╭──

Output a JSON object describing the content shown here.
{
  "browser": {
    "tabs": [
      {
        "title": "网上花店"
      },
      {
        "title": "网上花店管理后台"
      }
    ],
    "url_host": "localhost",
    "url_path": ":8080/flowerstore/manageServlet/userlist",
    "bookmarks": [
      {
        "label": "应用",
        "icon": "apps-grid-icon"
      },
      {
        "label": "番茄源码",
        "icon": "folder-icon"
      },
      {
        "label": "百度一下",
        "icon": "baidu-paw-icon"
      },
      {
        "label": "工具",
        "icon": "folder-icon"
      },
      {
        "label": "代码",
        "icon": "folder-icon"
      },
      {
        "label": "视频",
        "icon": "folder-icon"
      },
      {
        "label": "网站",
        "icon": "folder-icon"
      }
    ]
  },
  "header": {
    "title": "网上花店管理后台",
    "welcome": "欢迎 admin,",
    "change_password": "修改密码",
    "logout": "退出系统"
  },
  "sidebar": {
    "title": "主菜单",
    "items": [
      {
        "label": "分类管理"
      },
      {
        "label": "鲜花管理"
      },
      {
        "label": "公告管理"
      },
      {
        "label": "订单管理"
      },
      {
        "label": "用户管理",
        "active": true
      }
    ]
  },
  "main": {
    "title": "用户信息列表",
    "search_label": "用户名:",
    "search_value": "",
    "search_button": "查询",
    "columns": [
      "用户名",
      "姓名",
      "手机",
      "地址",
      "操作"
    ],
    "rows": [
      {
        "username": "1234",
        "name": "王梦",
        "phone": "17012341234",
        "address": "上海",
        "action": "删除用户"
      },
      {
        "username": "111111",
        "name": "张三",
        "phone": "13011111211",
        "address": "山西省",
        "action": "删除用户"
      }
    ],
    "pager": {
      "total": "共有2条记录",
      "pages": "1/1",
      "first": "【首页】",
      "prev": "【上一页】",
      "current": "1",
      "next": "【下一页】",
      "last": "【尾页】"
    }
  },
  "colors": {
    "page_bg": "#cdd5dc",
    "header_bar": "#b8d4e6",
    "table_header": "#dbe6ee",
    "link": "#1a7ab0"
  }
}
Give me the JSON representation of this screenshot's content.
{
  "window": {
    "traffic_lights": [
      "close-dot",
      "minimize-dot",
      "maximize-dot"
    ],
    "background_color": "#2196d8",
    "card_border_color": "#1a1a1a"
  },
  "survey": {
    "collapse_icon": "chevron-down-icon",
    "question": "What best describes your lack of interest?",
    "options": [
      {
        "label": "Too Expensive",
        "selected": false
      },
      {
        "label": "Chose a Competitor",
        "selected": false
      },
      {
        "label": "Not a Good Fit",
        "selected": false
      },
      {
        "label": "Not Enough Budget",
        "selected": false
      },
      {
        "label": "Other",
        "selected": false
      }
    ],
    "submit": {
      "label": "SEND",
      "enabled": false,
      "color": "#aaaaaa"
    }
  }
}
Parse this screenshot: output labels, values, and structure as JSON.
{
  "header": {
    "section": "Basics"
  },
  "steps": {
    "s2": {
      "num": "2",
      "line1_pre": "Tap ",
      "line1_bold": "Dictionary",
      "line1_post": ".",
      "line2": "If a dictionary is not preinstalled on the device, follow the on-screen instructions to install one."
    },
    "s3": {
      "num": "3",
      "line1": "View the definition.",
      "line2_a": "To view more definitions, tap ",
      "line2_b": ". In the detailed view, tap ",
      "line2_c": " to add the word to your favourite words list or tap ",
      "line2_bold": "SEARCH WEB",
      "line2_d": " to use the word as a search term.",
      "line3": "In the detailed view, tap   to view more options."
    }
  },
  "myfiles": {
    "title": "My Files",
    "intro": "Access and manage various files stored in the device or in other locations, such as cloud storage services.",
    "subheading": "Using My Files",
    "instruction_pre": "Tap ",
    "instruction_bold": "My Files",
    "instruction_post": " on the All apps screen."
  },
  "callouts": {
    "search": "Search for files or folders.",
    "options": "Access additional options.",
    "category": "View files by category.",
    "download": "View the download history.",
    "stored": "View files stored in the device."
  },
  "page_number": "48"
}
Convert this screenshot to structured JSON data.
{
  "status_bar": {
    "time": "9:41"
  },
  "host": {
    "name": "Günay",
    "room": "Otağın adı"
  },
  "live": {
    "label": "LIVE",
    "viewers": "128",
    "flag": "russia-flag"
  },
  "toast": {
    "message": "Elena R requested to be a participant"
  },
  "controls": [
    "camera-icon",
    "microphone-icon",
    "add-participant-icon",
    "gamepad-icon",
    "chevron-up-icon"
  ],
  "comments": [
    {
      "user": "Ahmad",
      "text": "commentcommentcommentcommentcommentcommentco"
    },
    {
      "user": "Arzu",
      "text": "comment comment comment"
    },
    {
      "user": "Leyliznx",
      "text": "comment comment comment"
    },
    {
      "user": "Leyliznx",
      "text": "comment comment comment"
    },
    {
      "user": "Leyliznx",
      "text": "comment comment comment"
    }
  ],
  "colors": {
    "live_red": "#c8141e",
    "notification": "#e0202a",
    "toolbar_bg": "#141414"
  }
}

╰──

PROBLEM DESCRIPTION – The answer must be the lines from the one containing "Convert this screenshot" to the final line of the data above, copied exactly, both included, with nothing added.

RESPONSE FOR THIS EXERCISE –
Convert this screenshot to structured JSON data.
{
  "status_bar": {
    "time": "9:41"
  },
  "host": {
    "name": "Günay",
    "room": "Otağın adı"
  },
  "live": {
    "label": "LIVE",
    "viewers": "128",
    "flag": "russia-flag"
  },
  "toast": {
    "message": "Elena R requested to be a participant"
  },
  "controls": [
    "camera-icon",
    "microphone-icon",
    "add-participant-icon",
    "gamepad-icon",
    "chevron-up-icon"
  ],
  "comments": [
    {
      "user": "Ahmad",
      "text": "commentcommentcommentcommentcommentcommentco"
    },
    {
      "user": "Arzu",
      "text": "comment comment comment"
    },
    {
      "user": "Leyliznx",
      "text": "comment comment comment"
    },
    {
      "user": "Leyliznx",
      "text": "comment comment comment"
    },
    {
      "user": "Leyliznx",
      "text": "comment comment comment"
    }
  ],
  "colors": {
    "live_red": "#c8141e",
    "notification": "#e0202a",
    "toolbar_bg": "#141414"
  }
}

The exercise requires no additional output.